One of the best ways to protect the body from arterial ulcers is staying active. Physical activity lowers the possibility of arterial ulcers occurring in the body. This is because movement encourages healthy blood flow throughout the arteries. When blood can circulate more efficiently, oxygen can reach the organs—thereby allowing them to sustain the body. Also, if patients refrain from smoking and stay warm in cold weather, they can protect their arterial health. 

To prevent venous ulcers from forming in the legs, patients should maintain a healthy body weight. Avoid sitting or standing for long periods of time. Moreover, wearing compression stockings also helps prevent the development of varicose veins in the legs. Another preventative measure involves elevating the legs regularly. This encourages blood to flow from the legs up to the heart.

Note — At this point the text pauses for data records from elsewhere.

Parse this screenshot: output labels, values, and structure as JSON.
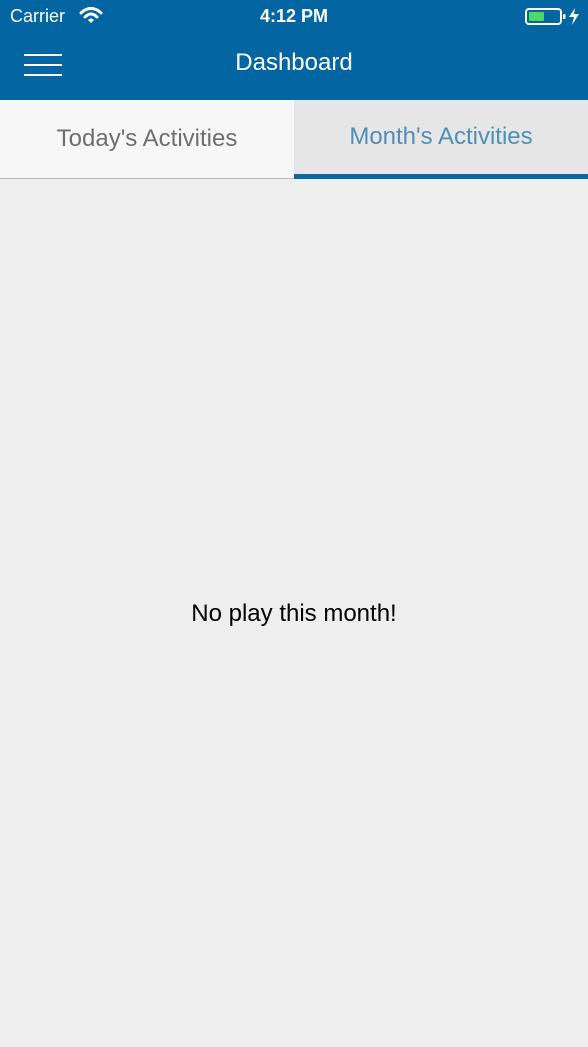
{
  "status_bar": {
    "carrier": "Carrier",
    "time": "4:12 PM",
    "icons": [
      "wifi-icon",
      "battery-charging-icon"
    ]
  },
  "nav": {
    "title": "Dashboard",
    "menu_icon": "hamburger-menu-icon"
  },
  "tabs": [
    {
      "label": "Today's Activities",
      "selected": false
    },
    {
      "label": "Month's Activities",
      "selected": true
    }
  ],
  "content": {
    "empty_message": "No play this month!"
  },
  "colors": {
    "header_bg": "#0366a3",
    "selected_tab_text": "#4f8fb7",
    "selected_tab_indicator": "#0a67a1",
    "unselected_tab_text": "#6f6f6f",
    "content_bg": "#eeeeee",
    "battery_fill": "#4cd964"
  }
}
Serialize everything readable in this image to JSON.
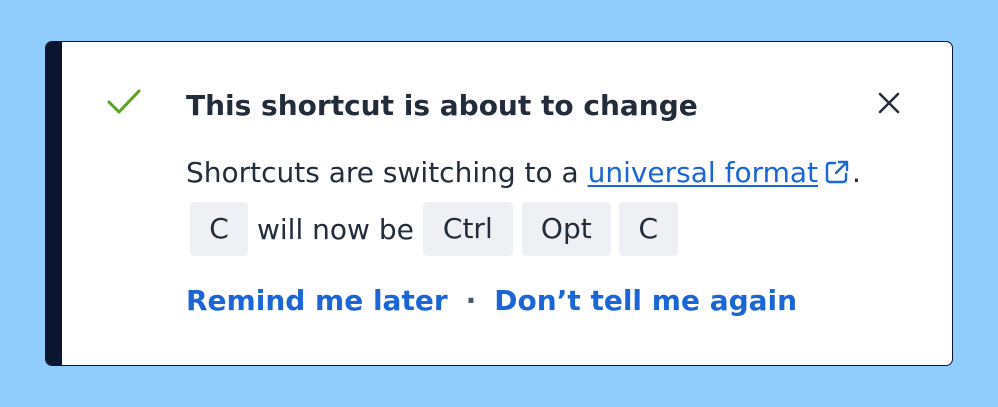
{
  "flag": {
    "title": "This shortcut is about to change",
    "message_prefix": "Shortcuts are switching to a ",
    "link_text": "universal format",
    "message_suffix": ".",
    "old_key": "C",
    "will_now_be": "will now be",
    "new_keys": [
      "Ctrl",
      "Opt",
      "C"
    ],
    "actions": {
      "remind_later": "Remind me later",
      "separator": "·",
      "dont_tell_again": "Don’t tell me again"
    },
    "icons": {
      "status": "checkmark-icon",
      "close": "close-icon",
      "external_link": "external-link-icon"
    }
  },
  "colors": {
    "background": "#90cdfd",
    "accent_bar": "#0b1530",
    "success": "#5ba31e",
    "link": "#1b66d6",
    "text": "#222c3a",
    "key_bg": "#eef0f3"
  }
}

Consult a physician to discuss treatment for arterial or venous ulcers. In serious cases, arterial ulcers may require treatment through angioplasty. This is an operation aimed at improving blood circulation to the heart. In the event that the tissue of the affected area is severely damaged, amputation may be necessary. However, this is rare and only required when other treatments fail. In less severe cases, a doctor may prescribe antibiotics to remedy the affected areas.

A common treatment for venous ulcers includes endovenous laser varicose vein surgery. This surgery can encourage healthy blood flow from the extremities back to the lungs and heart.

At South Valley Vascular, we take pride in providing high-grade care for patients suffering from arterial or venous ulcers. Prospective patients can learn more about our treatment options on our website. We look forward to serving your health needs today.